=== Provided records ===

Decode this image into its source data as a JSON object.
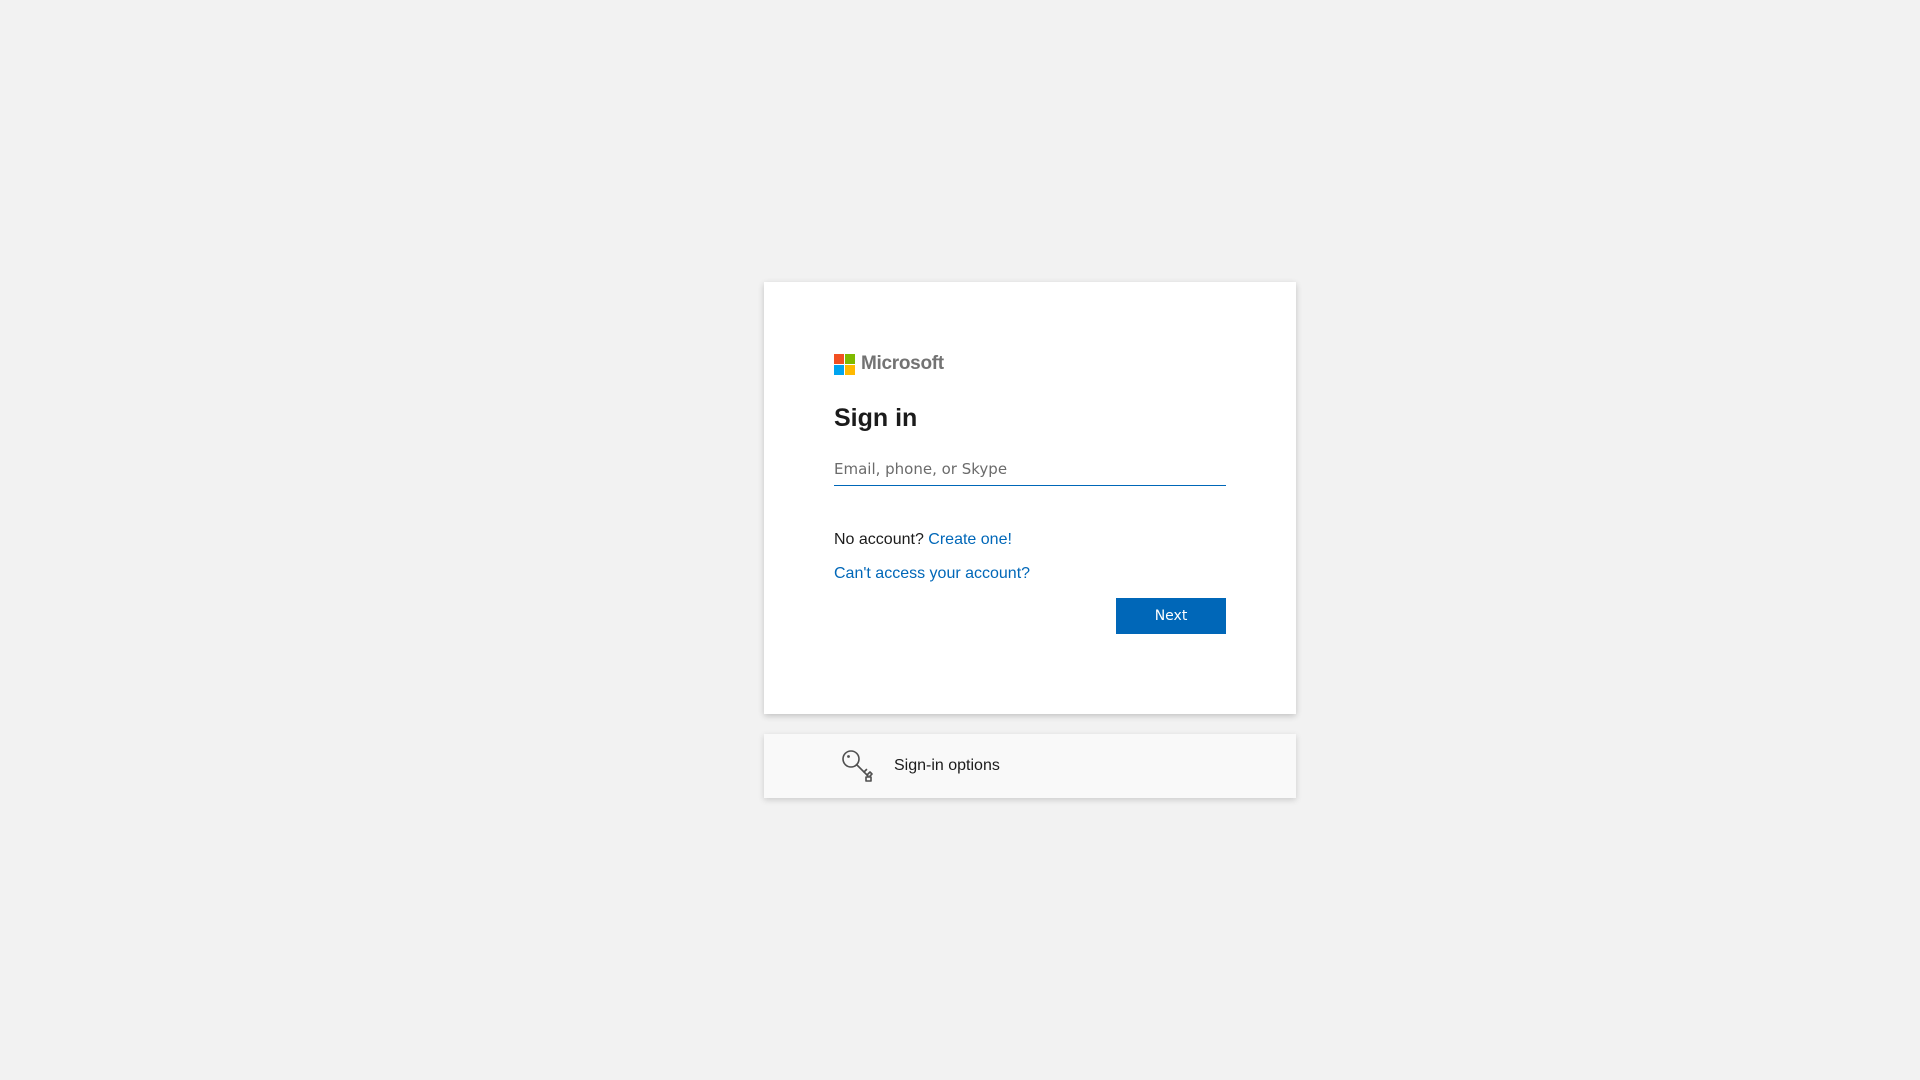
{
  "brand": {
    "name": "Microsoft",
    "logo_colors": [
      "#f25022",
      "#7fba00",
      "#00a4ef",
      "#ffb900"
    ]
  },
  "signin": {
    "title": "Sign in",
    "email_placeholder": "Email, phone, or Skype",
    "email_value": "",
    "no_account_text": "No account?",
    "create_link": "Create one!",
    "cant_access_link": "Can't access your account?",
    "next_label": "Next"
  },
  "options": {
    "label": "Sign-in options",
    "icon": "key-icon"
  },
  "colors": {
    "accent": "#0067b8",
    "background": "#f2f2f2"
  }
}
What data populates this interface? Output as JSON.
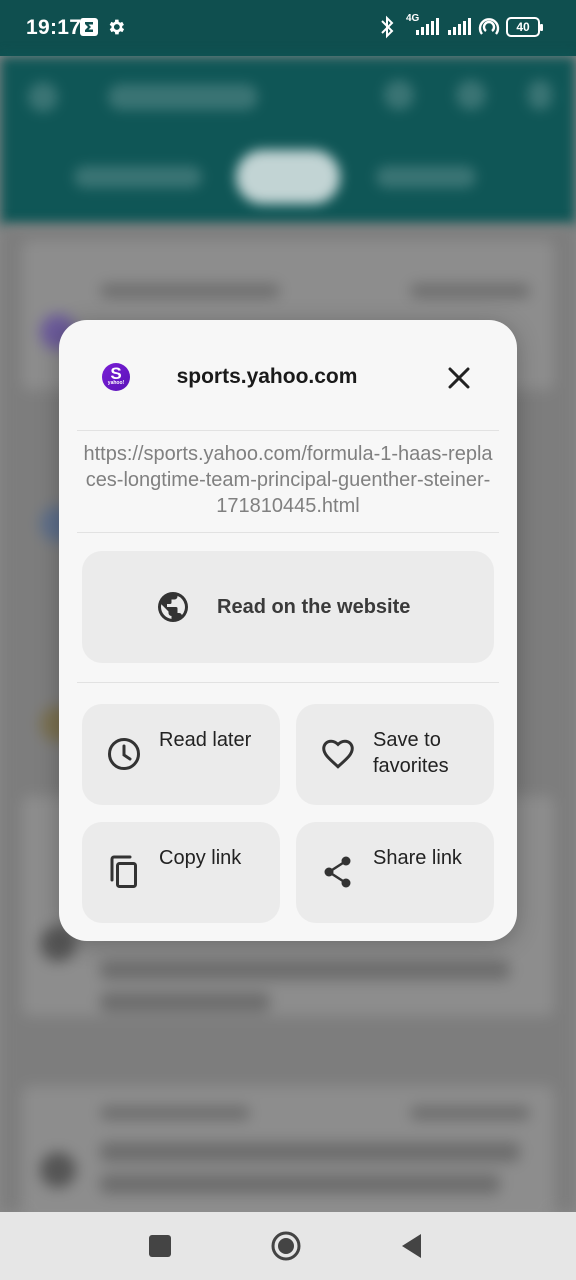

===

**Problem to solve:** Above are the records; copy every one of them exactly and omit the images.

**Result of this exercise:**
Decode this image into its source data as a JSON object.
{
  "brand": {
    "name": "Microsoft",
    "logo_colors": [
      "#f25022",
      "#7fba00",
      "#00a4ef",
      "#ffb900"
    ]
  },
  "signin": {
    "title": "Sign in",
    "email_placeholder": "Email, phone, or Skype",
    "email_value": "",
    "no_account_text": "No account?",
    "create_link": "Create one!",
    "cant_access_link": "Can't access your account?",
    "next_label": "Next"
  },
  "options": {
    "label": "Sign-in options",
    "icon": "key-icon"
  },
  "colors": {
    "accent": "#0067b8",
    "background": "#f2f2f2"
  }
}
What data populates this interface? Output as JSON.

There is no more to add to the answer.